Exercise goal » A single number is expected: the count of lines in the entries below that contain "table".

[Saved data entries]
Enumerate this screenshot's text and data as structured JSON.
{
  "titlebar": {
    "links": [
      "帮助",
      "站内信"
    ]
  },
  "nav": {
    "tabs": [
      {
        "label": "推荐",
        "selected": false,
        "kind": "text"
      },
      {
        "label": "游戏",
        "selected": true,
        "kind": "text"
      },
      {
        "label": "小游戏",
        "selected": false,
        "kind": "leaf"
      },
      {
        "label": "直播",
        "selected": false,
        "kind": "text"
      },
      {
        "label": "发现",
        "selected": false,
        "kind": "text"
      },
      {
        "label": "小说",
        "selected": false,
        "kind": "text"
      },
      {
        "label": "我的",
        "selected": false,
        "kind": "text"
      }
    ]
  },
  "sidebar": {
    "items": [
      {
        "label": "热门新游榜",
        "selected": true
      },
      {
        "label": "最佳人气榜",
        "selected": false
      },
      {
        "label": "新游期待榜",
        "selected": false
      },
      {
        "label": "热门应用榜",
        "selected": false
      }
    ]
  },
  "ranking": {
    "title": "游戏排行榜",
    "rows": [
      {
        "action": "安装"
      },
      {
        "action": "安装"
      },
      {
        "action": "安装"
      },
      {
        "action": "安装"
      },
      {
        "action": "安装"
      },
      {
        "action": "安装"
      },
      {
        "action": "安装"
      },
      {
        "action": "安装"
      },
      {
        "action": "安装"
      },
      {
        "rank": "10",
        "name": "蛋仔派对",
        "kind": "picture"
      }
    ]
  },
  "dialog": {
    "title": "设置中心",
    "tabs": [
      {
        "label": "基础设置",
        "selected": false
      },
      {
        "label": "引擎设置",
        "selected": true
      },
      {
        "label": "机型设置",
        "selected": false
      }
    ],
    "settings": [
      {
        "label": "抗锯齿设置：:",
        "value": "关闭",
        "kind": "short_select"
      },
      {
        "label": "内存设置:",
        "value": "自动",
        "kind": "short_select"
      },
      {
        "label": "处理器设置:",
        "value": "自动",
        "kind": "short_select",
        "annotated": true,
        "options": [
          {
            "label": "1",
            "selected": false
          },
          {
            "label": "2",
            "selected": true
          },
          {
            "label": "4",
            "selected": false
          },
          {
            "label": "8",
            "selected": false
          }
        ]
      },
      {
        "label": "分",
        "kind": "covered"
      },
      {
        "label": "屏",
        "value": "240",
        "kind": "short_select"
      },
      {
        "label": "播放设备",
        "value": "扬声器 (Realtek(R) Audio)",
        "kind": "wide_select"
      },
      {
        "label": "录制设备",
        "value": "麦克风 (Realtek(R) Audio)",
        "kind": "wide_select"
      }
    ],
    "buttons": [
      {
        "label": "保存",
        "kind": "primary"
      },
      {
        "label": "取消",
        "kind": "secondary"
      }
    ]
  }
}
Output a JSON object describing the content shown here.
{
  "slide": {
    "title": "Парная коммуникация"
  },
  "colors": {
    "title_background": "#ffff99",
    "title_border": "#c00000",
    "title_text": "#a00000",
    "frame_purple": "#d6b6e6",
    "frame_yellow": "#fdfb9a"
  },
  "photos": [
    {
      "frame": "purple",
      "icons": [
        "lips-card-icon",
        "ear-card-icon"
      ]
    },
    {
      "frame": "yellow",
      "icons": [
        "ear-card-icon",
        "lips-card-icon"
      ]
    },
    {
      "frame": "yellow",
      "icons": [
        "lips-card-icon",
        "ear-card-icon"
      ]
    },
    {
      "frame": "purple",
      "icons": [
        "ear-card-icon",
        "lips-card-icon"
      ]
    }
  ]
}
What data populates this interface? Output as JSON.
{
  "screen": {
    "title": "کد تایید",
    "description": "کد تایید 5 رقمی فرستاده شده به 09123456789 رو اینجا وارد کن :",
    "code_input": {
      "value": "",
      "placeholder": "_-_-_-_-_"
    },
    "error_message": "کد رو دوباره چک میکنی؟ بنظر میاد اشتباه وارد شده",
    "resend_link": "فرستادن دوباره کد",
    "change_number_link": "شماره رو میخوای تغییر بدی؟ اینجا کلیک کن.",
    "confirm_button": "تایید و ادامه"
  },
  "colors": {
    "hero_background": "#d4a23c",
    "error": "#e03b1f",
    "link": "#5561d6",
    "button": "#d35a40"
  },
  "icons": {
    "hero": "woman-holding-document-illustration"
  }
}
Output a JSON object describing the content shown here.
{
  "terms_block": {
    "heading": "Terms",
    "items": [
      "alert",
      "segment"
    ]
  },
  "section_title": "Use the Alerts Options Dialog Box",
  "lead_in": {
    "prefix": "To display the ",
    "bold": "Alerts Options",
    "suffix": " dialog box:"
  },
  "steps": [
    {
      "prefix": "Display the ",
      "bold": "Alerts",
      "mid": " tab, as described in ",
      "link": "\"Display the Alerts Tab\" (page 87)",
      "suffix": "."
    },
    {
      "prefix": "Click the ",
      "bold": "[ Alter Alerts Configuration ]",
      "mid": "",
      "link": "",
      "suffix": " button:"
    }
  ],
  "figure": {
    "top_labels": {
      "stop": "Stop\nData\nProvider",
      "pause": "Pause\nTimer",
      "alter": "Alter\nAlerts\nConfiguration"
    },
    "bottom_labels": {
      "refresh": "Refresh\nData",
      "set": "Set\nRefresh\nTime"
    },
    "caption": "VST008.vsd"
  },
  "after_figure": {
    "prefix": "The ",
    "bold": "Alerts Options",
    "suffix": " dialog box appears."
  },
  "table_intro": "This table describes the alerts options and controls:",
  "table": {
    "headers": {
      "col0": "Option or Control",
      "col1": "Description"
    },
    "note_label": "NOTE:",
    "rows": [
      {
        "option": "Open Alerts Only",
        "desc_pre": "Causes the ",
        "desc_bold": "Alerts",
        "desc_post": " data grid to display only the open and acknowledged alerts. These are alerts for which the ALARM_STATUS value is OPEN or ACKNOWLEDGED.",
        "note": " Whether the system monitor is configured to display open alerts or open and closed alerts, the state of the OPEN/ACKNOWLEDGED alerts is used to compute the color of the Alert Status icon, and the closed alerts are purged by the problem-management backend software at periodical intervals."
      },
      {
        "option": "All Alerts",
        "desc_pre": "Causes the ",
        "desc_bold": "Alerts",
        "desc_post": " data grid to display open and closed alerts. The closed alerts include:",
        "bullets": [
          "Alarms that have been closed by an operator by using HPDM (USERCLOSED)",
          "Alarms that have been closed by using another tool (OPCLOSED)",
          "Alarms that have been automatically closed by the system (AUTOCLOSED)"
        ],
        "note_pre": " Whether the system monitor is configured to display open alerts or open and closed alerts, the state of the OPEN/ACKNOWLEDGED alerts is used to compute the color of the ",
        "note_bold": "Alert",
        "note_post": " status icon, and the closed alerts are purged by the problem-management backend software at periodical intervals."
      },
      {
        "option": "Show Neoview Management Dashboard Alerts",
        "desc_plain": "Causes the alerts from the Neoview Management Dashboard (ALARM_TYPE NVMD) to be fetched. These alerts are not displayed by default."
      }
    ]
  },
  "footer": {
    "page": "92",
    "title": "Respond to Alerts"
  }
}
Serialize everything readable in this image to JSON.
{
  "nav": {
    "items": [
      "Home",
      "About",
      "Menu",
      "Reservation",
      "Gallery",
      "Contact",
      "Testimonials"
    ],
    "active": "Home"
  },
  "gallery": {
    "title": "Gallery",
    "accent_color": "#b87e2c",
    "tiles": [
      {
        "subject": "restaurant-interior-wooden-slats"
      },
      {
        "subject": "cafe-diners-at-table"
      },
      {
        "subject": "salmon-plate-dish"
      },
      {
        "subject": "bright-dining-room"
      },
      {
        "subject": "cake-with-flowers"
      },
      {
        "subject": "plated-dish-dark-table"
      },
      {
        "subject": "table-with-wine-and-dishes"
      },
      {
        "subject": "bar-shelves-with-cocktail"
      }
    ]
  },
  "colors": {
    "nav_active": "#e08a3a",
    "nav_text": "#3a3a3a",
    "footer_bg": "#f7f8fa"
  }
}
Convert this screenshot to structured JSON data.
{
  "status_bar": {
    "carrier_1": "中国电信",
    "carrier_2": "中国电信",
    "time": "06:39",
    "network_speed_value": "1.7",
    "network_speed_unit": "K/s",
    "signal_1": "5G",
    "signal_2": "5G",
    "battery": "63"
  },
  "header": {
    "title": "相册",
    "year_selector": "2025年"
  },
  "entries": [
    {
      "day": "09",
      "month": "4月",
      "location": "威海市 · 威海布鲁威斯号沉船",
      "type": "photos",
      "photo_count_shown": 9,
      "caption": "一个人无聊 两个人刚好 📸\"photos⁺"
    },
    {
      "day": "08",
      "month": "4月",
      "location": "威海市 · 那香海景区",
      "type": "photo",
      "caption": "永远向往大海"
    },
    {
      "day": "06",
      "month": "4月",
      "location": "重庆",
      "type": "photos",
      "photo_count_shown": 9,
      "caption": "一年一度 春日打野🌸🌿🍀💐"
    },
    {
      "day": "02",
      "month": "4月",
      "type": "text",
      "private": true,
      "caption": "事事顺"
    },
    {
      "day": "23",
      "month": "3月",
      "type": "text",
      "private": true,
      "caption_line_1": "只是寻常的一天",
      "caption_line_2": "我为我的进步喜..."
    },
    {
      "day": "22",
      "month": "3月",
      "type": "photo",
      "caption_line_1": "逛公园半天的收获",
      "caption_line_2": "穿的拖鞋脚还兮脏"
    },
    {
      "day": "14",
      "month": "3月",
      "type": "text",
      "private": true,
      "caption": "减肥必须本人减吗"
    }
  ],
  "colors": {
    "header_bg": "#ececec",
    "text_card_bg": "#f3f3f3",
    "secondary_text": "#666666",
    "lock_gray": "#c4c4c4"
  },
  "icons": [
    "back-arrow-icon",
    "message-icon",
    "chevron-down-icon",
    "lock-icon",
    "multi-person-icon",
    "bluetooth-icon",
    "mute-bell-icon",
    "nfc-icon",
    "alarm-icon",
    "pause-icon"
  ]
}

Written solution » 5